Using the data below, please return every line exactly as given.
------
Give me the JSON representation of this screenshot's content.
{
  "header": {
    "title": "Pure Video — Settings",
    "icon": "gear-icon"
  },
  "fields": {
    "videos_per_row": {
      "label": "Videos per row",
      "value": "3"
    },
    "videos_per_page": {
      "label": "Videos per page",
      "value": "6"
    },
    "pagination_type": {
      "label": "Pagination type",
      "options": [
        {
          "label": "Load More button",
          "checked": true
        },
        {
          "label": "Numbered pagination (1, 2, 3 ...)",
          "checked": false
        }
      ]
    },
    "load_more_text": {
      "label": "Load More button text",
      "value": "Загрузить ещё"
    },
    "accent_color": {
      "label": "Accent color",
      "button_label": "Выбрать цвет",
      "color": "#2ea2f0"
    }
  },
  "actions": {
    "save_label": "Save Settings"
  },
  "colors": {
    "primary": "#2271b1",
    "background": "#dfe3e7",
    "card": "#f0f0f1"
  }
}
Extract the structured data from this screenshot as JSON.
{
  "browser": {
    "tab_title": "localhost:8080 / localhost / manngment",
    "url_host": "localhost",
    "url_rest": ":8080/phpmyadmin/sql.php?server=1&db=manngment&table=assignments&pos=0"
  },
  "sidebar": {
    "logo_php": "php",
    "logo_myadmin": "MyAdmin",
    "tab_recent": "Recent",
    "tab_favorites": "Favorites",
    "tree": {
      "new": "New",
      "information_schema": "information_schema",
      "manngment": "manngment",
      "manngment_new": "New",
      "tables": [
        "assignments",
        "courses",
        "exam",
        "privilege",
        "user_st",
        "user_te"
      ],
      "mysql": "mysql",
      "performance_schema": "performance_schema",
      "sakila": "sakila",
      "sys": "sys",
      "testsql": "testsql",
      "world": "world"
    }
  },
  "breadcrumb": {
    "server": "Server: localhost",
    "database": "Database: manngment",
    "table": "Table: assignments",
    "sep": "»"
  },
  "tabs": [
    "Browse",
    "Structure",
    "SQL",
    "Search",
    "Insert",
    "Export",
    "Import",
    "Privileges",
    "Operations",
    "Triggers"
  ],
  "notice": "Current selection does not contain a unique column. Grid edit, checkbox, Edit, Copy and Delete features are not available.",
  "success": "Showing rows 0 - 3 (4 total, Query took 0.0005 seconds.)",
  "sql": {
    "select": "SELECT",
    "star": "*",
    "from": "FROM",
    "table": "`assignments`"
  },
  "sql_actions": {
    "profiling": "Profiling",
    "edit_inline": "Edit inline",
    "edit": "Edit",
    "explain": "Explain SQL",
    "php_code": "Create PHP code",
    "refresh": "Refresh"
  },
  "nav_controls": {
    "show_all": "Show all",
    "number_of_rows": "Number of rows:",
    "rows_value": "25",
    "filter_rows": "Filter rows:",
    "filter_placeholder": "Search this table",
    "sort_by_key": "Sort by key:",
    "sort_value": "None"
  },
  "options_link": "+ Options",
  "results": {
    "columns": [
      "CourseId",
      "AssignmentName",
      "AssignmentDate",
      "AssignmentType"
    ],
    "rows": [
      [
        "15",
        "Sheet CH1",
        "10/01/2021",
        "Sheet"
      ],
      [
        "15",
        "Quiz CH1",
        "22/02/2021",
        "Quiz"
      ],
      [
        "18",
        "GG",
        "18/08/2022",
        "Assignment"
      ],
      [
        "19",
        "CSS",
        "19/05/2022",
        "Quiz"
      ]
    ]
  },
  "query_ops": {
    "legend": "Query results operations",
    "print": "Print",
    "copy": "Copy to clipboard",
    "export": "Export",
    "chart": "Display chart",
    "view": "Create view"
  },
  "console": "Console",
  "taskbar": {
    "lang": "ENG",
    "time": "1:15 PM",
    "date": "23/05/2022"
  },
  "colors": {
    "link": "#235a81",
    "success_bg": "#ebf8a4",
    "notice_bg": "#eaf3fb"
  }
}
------
*Answer area*.
Give me the JSON representation of this screenshot's content.
{
  "header": {
    "title": "Pure Video — Settings",
    "icon": "gear-icon"
  },
  "fields": {
    "videos_per_row": {
      "label": "Videos per row",
      "value": "3"
    },
    "videos_per_page": {
      "label": "Videos per page",
      "value": "6"
    },
    "pagination_type": {
      "label": "Pagination type",
      "options": [
        {
          "label": "Load More button",
          "checked": true
        },
        {
          "label": "Numbered pagination (1, 2, 3 ...)",
          "checked": false
        }
      ]
    },
    "load_more_text": {
      "label": "Load More button text",
      "value": "Загрузить ещё"
    },
    "accent_color": {
      "label": "Accent color",
      "button_label": "Выбрать цвет",
      "color": "#2ea2f0"
    }
  },
  "actions": {
    "save_label": "Save Settings"
  },
  "colors": {
    "primary": "#2271b1",
    "background": "#dfe3e7",
    "card": "#f0f0f1"
  }
}
Extract the structured data from this screenshot as JSON.
{
  "browser": {
    "tab_title": "localhost:8080 / localhost / manngment",
    "url_host": "localhost",
    "url_rest": ":8080/phpmyadmin/sql.php?server=1&db=manngment&table=assignments&pos=0"
  },
  "sidebar": {
    "logo_php": "php",
    "logo_myadmin": "MyAdmin",
    "tab_recent": "Recent",
    "tab_favorites": "Favorites",
    "tree": {
      "new": "New",
      "information_schema": "information_schema",
      "manngment": "manngment",
      "manngment_new": "New",
      "tables": [
        "assignments",
        "courses",
        "exam",
        "privilege",
        "user_st",
        "user_te"
      ],
      "mysql": "mysql",
      "performance_schema": "performance_schema",
      "sakila": "sakila",
      "sys": "sys",
      "testsql": "testsql",
      "world": "world"
    }
  },
  "breadcrumb": {
    "server": "Server: localhost",
    "database": "Database: manngment",
    "table": "Table: assignments",
    "sep": "»"
  },
  "tabs": [
    "Browse",
    "Structure",
    "SQL",
    "Search",
    "Insert",
    "Export",
    "Import",
    "Privileges",
    "Operations",
    "Triggers"
  ],
  "notice": "Current selection does not contain a unique column. Grid edit, checkbox, Edit, Copy and Delete features are not available.",
  "success": "Showing rows 0 - 3 (4 total, Query took 0.0005 seconds.)",
  "sql": {
    "select": "SELECT",
    "star": "*",
    "from": "FROM",
    "table": "`assignments`"
  },
  "sql_actions": {
    "profiling": "Profiling",
    "edit_inline": "Edit inline",
    "edit": "Edit",
    "explain": "Explain SQL",
    "php_code": "Create PHP code",
    "refresh": "Refresh"
  },
  "nav_controls": {
    "show_all": "Show all",
    "number_of_rows": "Number of rows:",
    "rows_value": "25",
    "filter_rows": "Filter rows:",
    "filter_placeholder": "Search this table",
    "sort_by_key": "Sort by key:",
    "sort_value": "None"
  },
  "options_link": "+ Options",
  "results": {
    "columns": [
      "CourseId",
      "AssignmentName",
      "AssignmentDate",
      "AssignmentType"
    ],
    "rows": [
      [
        "15",
        "Sheet CH1",
        "10/01/2021",
        "Sheet"
      ],
      [
        "15",
        "Quiz CH1",
        "22/02/2021",
        "Quiz"
      ],
      [
        "18",
        "GG",
        "18/08/2022",
        "Assignment"
      ],
      [
        "19",
        "CSS",
        "19/05/2022",
        "Quiz"
      ]
    ]
  },
  "query_ops": {
    "legend": "Query results operations",
    "print": "Print",
    "copy": "Copy to clipboard",
    "export": "Export",
    "chart": "Display chart",
    "view": "Create view"
  },
  "console": "Console",
  "taskbar": {
    "lang": "ENG",
    "time": "1:15 PM",
    "date": "23/05/2022"
  },
  "colors": {
    "link": "#235a81",
    "success_bg": "#ebf8a4",
    "notice_bg": "#eaf3fb"
  }
}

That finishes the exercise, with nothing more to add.